Work instruction: Please reproduce the entries exactly, skipping each picture.

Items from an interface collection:
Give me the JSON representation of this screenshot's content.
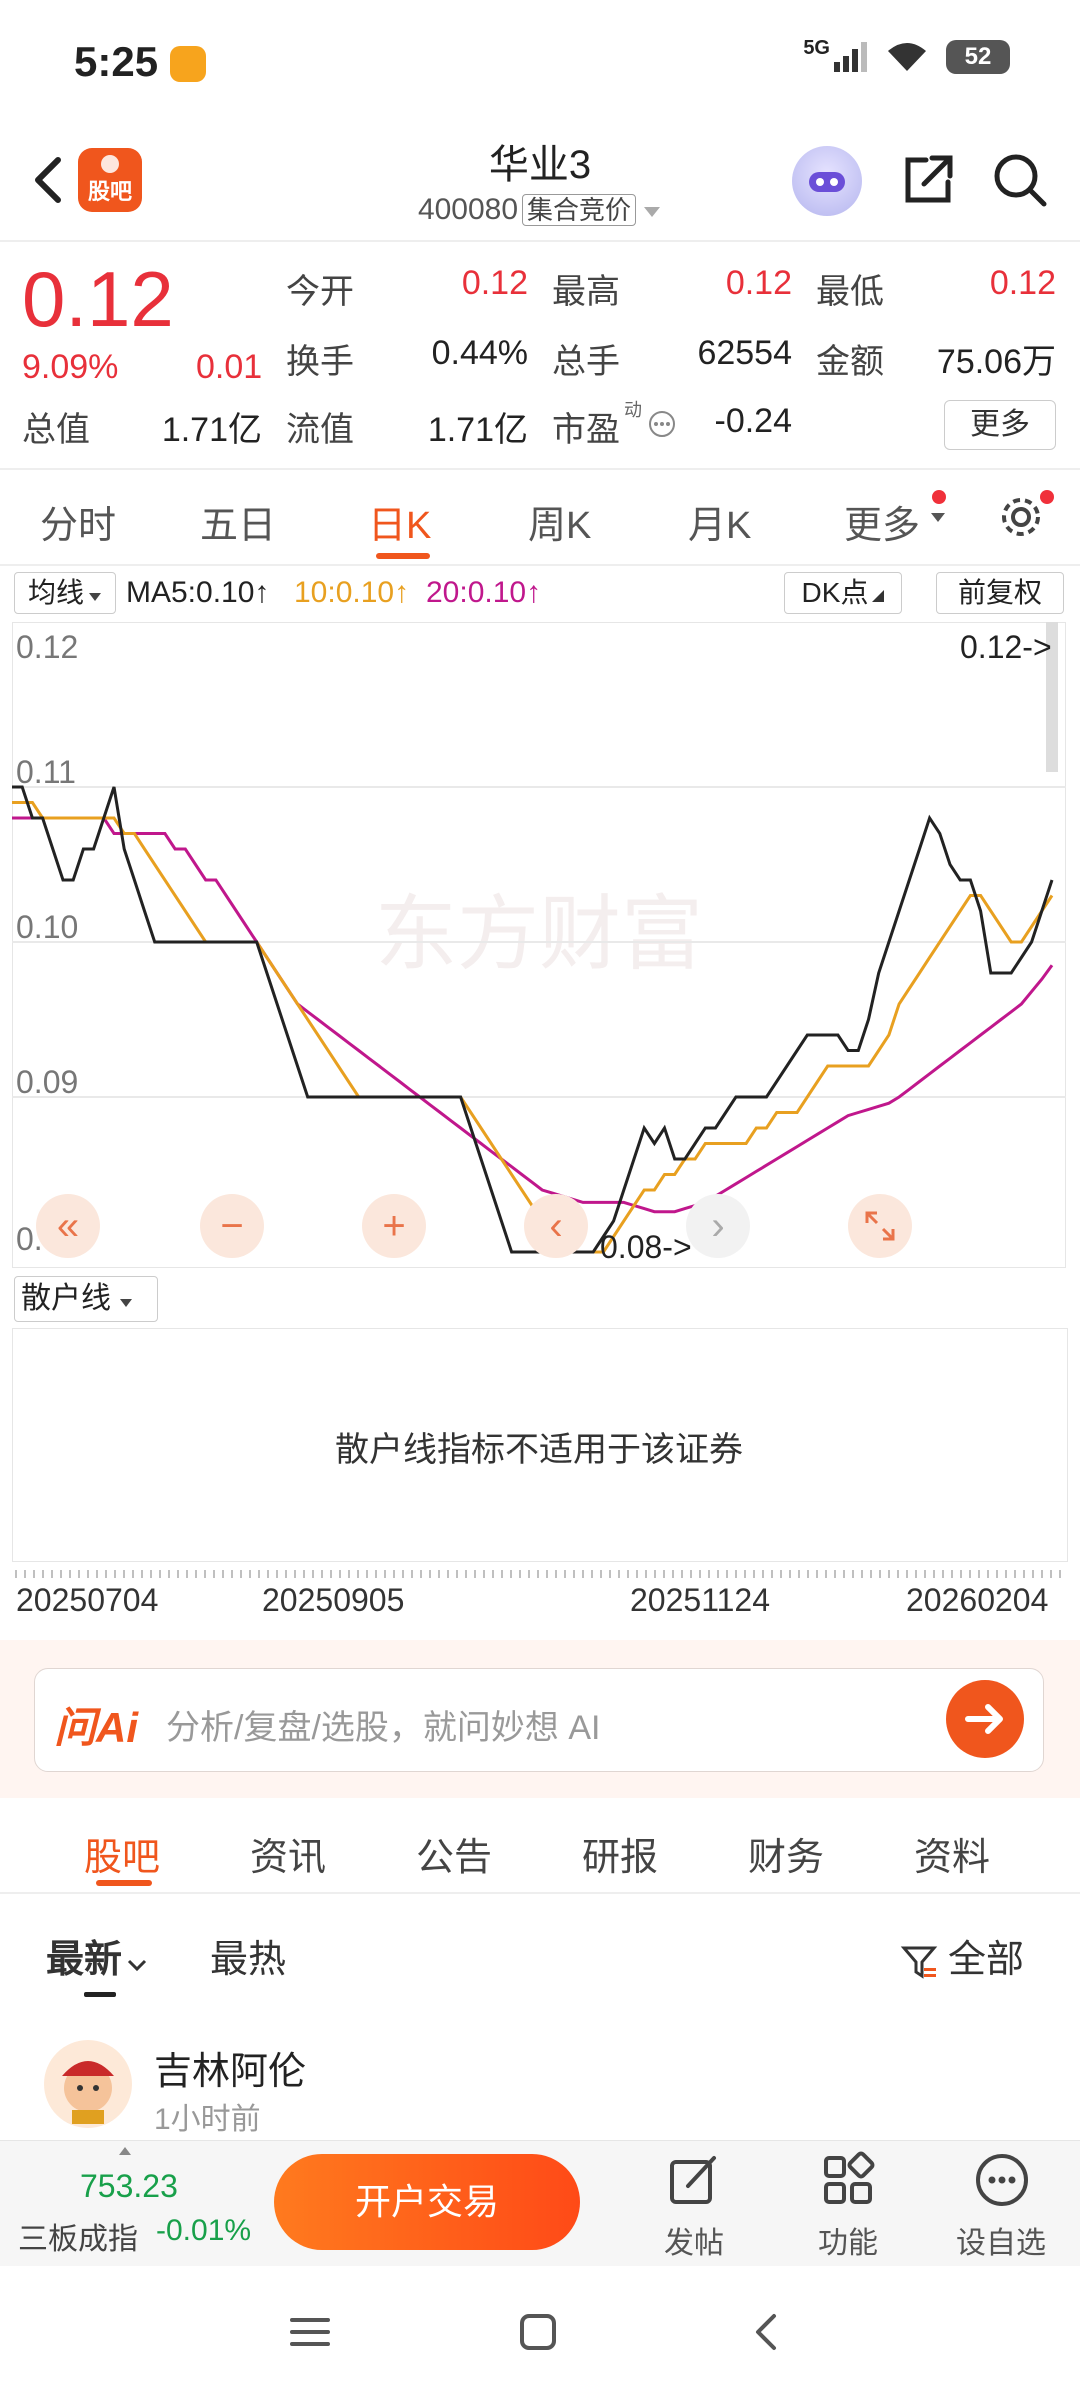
{
  "status_bar": {
    "time": "5:25",
    "network": "5G",
    "battery": "52"
  },
  "header": {
    "app_logo": "股吧",
    "stock_name": "华业3",
    "stock_code": "400080",
    "auction_tag": "集合竞价"
  },
  "quote": {
    "price": "0.12",
    "change_pct": "9.09%",
    "change": "0.01",
    "fields": [
      {
        "label": "今开",
        "value": "0.12",
        "color": "#e8303a"
      },
      {
        "label": "最高",
        "value": "0.12",
        "color": "#e8303a"
      },
      {
        "label": "最低",
        "value": "0.12",
        "color": "#e8303a"
      },
      {
        "label": "换手",
        "value": "0.44%",
        "color": "#222222"
      },
      {
        "label": "总手",
        "value": "62554",
        "color": "#222222"
      },
      {
        "label": "金额",
        "value": "75.06万",
        "color": "#222222"
      },
      {
        "label": "总值",
        "value": "1.71亿",
        "color": "#222222"
      },
      {
        "label": "流值",
        "value": "1.71亿",
        "color": "#222222"
      },
      {
        "label": "市盈",
        "value": "-0.24",
        "color": "#222222"
      }
    ],
    "pe_badge": "动",
    "more_label": "更多"
  },
  "kline_tabs": [
    "分时",
    "五日",
    "日K",
    "周K",
    "月K",
    "更多"
  ],
  "active_kline_tab": "日K",
  "ma_bar": {
    "select_label": "均线",
    "ma5": "MA5:0.10",
    "ma10": "10:0.10",
    "ma20": "20:0.10",
    "dk_label": "DK点",
    "adjust_label": "前复权",
    "ma5_color": "#222222",
    "ma10_color": "#e8a020",
    "ma20_color": "#c0178c"
  },
  "chart_data": {
    "type": "line",
    "watermark": "东方财富",
    "ylim": [
      0.08,
      0.12
    ],
    "y_ticks": [
      "0.12",
      "0.11",
      "0.10",
      "0.09",
      "0.08"
    ],
    "max_marker": "0.12->",
    "min_marker": "0.08->",
    "x_labels": [
      "20250704",
      "20250905",
      "20251124",
      "20260204"
    ],
    "series": [
      {
        "name": "MA5",
        "color": "#222222",
        "values": [
          0.11,
          0.11,
          0.108,
          0.108,
          0.106,
          0.104,
          0.104,
          0.106,
          0.106,
          0.108,
          0.11,
          0.106,
          0.104,
          0.102,
          0.1,
          0.1,
          0.1,
          0.1,
          0.1,
          0.1,
          0.1,
          0.1,
          0.1,
          0.1,
          0.1,
          0.098,
          0.096,
          0.094,
          0.092,
          0.09,
          0.09,
          0.09,
          0.09,
          0.09,
          0.09,
          0.09,
          0.09,
          0.09,
          0.09,
          0.09,
          0.09,
          0.09,
          0.09,
          0.09,
          0.09,
          0.088,
          0.086,
          0.084,
          0.082,
          0.08,
          0.08,
          0.08,
          0.08,
          0.08,
          0.08,
          0.08,
          0.08,
          0.08,
          0.081,
          0.082,
          0.084,
          0.086,
          0.088,
          0.087,
          0.088,
          0.086,
          0.086,
          0.087,
          0.088,
          0.088,
          0.089,
          0.09,
          0.09,
          0.09,
          0.09,
          0.091,
          0.092,
          0.093,
          0.094,
          0.094,
          0.094,
          0.094,
          0.093,
          0.093,
          0.095,
          0.098,
          0.1,
          0.102,
          0.104,
          0.106,
          0.108,
          0.107,
          0.105,
          0.104,
          0.104,
          0.102,
          0.098,
          0.098,
          0.098,
          0.099,
          0.1,
          0.102,
          0.104
        ]
      },
      {
        "name": "MA10",
        "color": "#e8a020",
        "values": [
          0.109,
          0.109,
          0.109,
          0.108,
          0.108,
          0.108,
          0.108,
          0.108,
          0.108,
          0.108,
          0.108,
          0.107,
          0.107,
          0.106,
          0.105,
          0.104,
          0.103,
          0.102,
          0.101,
          0.1,
          0.1,
          0.1,
          0.1,
          0.1,
          0.1,
          0.099,
          0.098,
          0.097,
          0.096,
          0.095,
          0.094,
          0.093,
          0.092,
          0.091,
          0.09,
          0.09,
          0.09,
          0.09,
          0.09,
          0.09,
          0.09,
          0.09,
          0.09,
          0.09,
          0.09,
          0.089,
          0.088,
          0.087,
          0.086,
          0.085,
          0.084,
          0.083,
          0.082,
          0.081,
          0.081,
          0.08,
          0.08,
          0.08,
          0.08,
          0.081,
          0.082,
          0.083,
          0.084,
          0.084,
          0.085,
          0.085,
          0.086,
          0.086,
          0.087,
          0.087,
          0.087,
          0.087,
          0.087,
          0.088,
          0.088,
          0.089,
          0.089,
          0.089,
          0.09,
          0.091,
          0.092,
          0.092,
          0.092,
          0.092,
          0.092,
          0.093,
          0.094,
          0.096,
          0.097,
          0.098,
          0.099,
          0.1,
          0.101,
          0.102,
          0.103,
          0.103,
          0.102,
          0.101,
          0.1,
          0.1,
          0.101,
          0.102,
          0.103
        ]
      },
      {
        "name": "MA20",
        "color": "#c0178c",
        "values": [
          0.108,
          0.108,
          0.108,
          0.108,
          0.108,
          0.108,
          0.108,
          0.108,
          0.108,
          0.108,
          0.107,
          0.107,
          0.107,
          0.107,
          0.107,
          0.107,
          0.106,
          0.106,
          0.105,
          0.104,
          0.104,
          0.103,
          0.102,
          0.101,
          0.1,
          0.099,
          0.098,
          0.097,
          0.096,
          0.0955,
          0.095,
          0.0945,
          0.094,
          0.0935,
          0.093,
          0.0925,
          0.092,
          0.0915,
          0.091,
          0.0905,
          0.09,
          0.0895,
          0.089,
          0.0885,
          0.088,
          0.0875,
          0.087,
          0.0865,
          0.086,
          0.0855,
          0.085,
          0.0845,
          0.084,
          0.0838,
          0.0836,
          0.0834,
          0.0832,
          0.0832,
          0.0832,
          0.0832,
          0.0832,
          0.083,
          0.0828,
          0.0826,
          0.0826,
          0.0826,
          0.0828,
          0.083,
          0.0833,
          0.0836,
          0.084,
          0.0844,
          0.0848,
          0.0852,
          0.0856,
          0.086,
          0.0864,
          0.0868,
          0.0872,
          0.0876,
          0.088,
          0.0884,
          0.0888,
          0.089,
          0.0892,
          0.0894,
          0.0896,
          0.09,
          0.0905,
          0.091,
          0.0915,
          0.092,
          0.0925,
          0.093,
          0.0935,
          0.094,
          0.0945,
          0.095,
          0.0955,
          0.096,
          0.0968,
          0.0976,
          0.0985
        ]
      }
    ]
  },
  "indicator": {
    "select_label": "散户线",
    "message": "散户线指标不适用于该证券"
  },
  "ai_search": {
    "logo": "问Ai",
    "placeholder": "分析/复盘/选股，就问妙想 AI"
  },
  "content_tabs": [
    "股吧",
    "资讯",
    "公告",
    "研报",
    "财务",
    "资料"
  ],
  "active_content_tab": "股吧",
  "sort": {
    "latest": "最新",
    "hottest": "最热",
    "filter": "全部"
  },
  "post": {
    "author": "吉林阿伦",
    "time": "1小时前"
  },
  "bottom_bar": {
    "index_value": "753.23",
    "index_name": "三板成指",
    "index_change": "-0.01%",
    "trade_label": "开户交易",
    "items": [
      "发帖",
      "功能",
      "设自选"
    ]
  }
}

Written response:
Give me the JSON representation of this screenshot's content.
{
  "status_bar": {
    "time": "5:25",
    "network": "5G",
    "battery": "52"
  },
  "header": {
    "app_logo": "股吧",
    "stock_name": "华业3",
    "stock_code": "400080",
    "auction_tag": "集合竞价"
  },
  "quote": {
    "price": "0.12",
    "change_pct": "9.09%",
    "change": "0.01",
    "fields": [
      {
        "label": "今开",
        "value": "0.12",
        "color": "#e8303a"
      },
      {
        "label": "最高",
        "value": "0.12",
        "color": "#e8303a"
      },
      {
        "label": "最低",
        "value": "0.12",
        "color": "#e8303a"
      },
      {
        "label": "换手",
        "value": "0.44%",
        "color": "#222222"
      },
      {
        "label": "总手",
        "value": "62554",
        "color": "#222222"
      },
      {
        "label": "金额",
        "value": "75.06万",
        "color": "#222222"
      },
      {
        "label": "总值",
        "value": "1.71亿",
        "color": "#222222"
      },
      {
        "label": "流值",
        "value": "1.71亿",
        "color": "#222222"
      },
      {
        "label": "市盈",
        "value": "-0.24",
        "color": "#222222"
      }
    ],
    "pe_badge": "动",
    "more_label": "更多"
  },
  "kline_tabs": [
    "分时",
    "五日",
    "日K",
    "周K",
    "月K",
    "更多"
  ],
  "active_kline_tab": "日K",
  "ma_bar": {
    "select_label": "均线",
    "ma5": "MA5:0.10",
    "ma10": "10:0.10",
    "ma20": "20:0.10",
    "dk_label": "DK点",
    "adjust_label": "前复权",
    "ma5_color": "#222222",
    "ma10_color": "#e8a020",
    "ma20_color": "#c0178c"
  },
  "chart_data": {
    "type": "line",
    "watermark": "东方财富",
    "ylim": [
      0.08,
      0.12
    ],
    "y_ticks": [
      "0.12",
      "0.11",
      "0.10",
      "0.09",
      "0.08"
    ],
    "max_marker": "0.12->",
    "min_marker": "0.08->",
    "x_labels": [
      "20250704",
      "20250905",
      "20251124",
      "20260204"
    ],
    "series": [
      {
        "name": "MA5",
        "color": "#222222",
        "values": [
          0.11,
          0.11,
          0.108,
          0.108,
          0.106,
          0.104,
          0.104,
          0.106,
          0.106,
          0.108,
          0.11,
          0.106,
          0.104,
          0.102,
          0.1,
          0.1,
          0.1,
          0.1,
          0.1,
          0.1,
          0.1,
          0.1,
          0.1,
          0.1,
          0.1,
          0.098,
          0.096,
          0.094,
          0.092,
          0.09,
          0.09,
          0.09,
          0.09,
          0.09,
          0.09,
          0.09,
          0.09,
          0.09,
          0.09,
          0.09,
          0.09,
          0.09,
          0.09,
          0.09,
          0.09,
          0.088,
          0.086,
          0.084,
          0.082,
          0.08,
          0.08,
          0.08,
          0.08,
          0.08,
          0.08,
          0.08,
          0.08,
          0.08,
          0.081,
          0.082,
          0.084,
          0.086,
          0.088,
          0.087,
          0.088,
          0.086,
          0.086,
          0.087,
          0.088,
          0.088,
          0.089,
          0.09,
          0.09,
          0.09,
          0.09,
          0.091,
          0.092,
          0.093,
          0.094,
          0.094,
          0.094,
          0.094,
          0.093,
          0.093,
          0.095,
          0.098,
          0.1,
          0.102,
          0.104,
          0.106,
          0.108,
          0.107,
          0.105,
          0.104,
          0.104,
          0.102,
          0.098,
          0.098,
          0.098,
          0.099,
          0.1,
          0.102,
          0.104
        ]
      },
      {
        "name": "MA10",
        "color": "#e8a020",
        "values": [
          0.109,
          0.109,
          0.109,
          0.108,
          0.108,
          0.108,
          0.108,
          0.108,
          0.108,
          0.108,
          0.108,
          0.107,
          0.107,
          0.106,
          0.105,
          0.104,
          0.103,
          0.102,
          0.101,
          0.1,
          0.1,
          0.1,
          0.1,
          0.1,
          0.1,
          0.099,
          0.098,
          0.097,
          0.096,
          0.095,
          0.094,
          0.093,
          0.092,
          0.091,
          0.09,
          0.09,
          0.09,
          0.09,
          0.09,
          0.09,
          0.09,
          0.09,
          0.09,
          0.09,
          0.09,
          0.089,
          0.088,
          0.087,
          0.086,
          0.085,
          0.084,
          0.083,
          0.082,
          0.081,
          0.081,
          0.08,
          0.08,
          0.08,
          0.08,
          0.081,
          0.082,
          0.083,
          0.084,
          0.084,
          0.085,
          0.085,
          0.086,
          0.086,
          0.087,
          0.087,
          0.087,
          0.087,
          0.087,
          0.088,
          0.088,
          0.089,
          0.089,
          0.089,
          0.09,
          0.091,
          0.092,
          0.092,
          0.092,
          0.092,
          0.092,
          0.093,
          0.094,
          0.096,
          0.097,
          0.098,
          0.099,
          0.1,
          0.101,
          0.102,
          0.103,
          0.103,
          0.102,
          0.101,
          0.1,
          0.1,
          0.101,
          0.102,
          0.103
        ]
      },
      {
        "name": "MA20",
        "color": "#c0178c",
        "values": [
          0.108,
          0.108,
          0.108,
          0.108,
          0.108,
          0.108,
          0.108,
          0.108,
          0.108,
          0.108,
          0.107,
          0.107,
          0.107,
          0.107,
          0.107,
          0.107,
          0.106,
          0.106,
          0.105,
          0.104,
          0.104,
          0.103,
          0.102,
          0.101,
          0.1,
          0.099,
          0.098,
          0.097,
          0.096,
          0.0955,
          0.095,
          0.0945,
          0.094,
          0.0935,
          0.093,
          0.0925,
          0.092,
          0.0915,
          0.091,
          0.0905,
          0.09,
          0.0895,
          0.089,
          0.0885,
          0.088,
          0.0875,
          0.087,
          0.0865,
          0.086,
          0.0855,
          0.085,
          0.0845,
          0.084,
          0.0838,
          0.0836,
          0.0834,
          0.0832,
          0.0832,
          0.0832,
          0.0832,
          0.0832,
          0.083,
          0.0828,
          0.0826,
          0.0826,
          0.0826,
          0.0828,
          0.083,
          0.0833,
          0.0836,
          0.084,
          0.0844,
          0.0848,
          0.0852,
          0.0856,
          0.086,
          0.0864,
          0.0868,
          0.0872,
          0.0876,
          0.088,
          0.0884,
          0.0888,
          0.089,
          0.0892,
          0.0894,
          0.0896,
          0.09,
          0.0905,
          0.091,
          0.0915,
          0.092,
          0.0925,
          0.093,
          0.0935,
          0.094,
          0.0945,
          0.095,
          0.0955,
          0.096,
          0.0968,
          0.0976,
          0.0985
        ]
      }
    ]
  },
  "indicator": {
    "select_label": "散户线",
    "message": "散户线指标不适用于该证券"
  },
  "ai_search": {
    "logo": "问Ai",
    "placeholder": "分析/复盘/选股，就问妙想 AI"
  },
  "content_tabs": [
    "股吧",
    "资讯",
    "公告",
    "研报",
    "财务",
    "资料"
  ],
  "active_content_tab": "股吧",
  "sort": {
    "latest": "最新",
    "hottest": "最热",
    "filter": "全部"
  },
  "post": {
    "author": "吉林阿伦",
    "time": "1小时前"
  },
  "bottom_bar": {
    "index_value": "753.23",
    "index_name": "三板成指",
    "index_change": "-0.01%",
    "trade_label": "开户交易",
    "items": [
      "发帖",
      "功能",
      "设自选"
    ]
  }
}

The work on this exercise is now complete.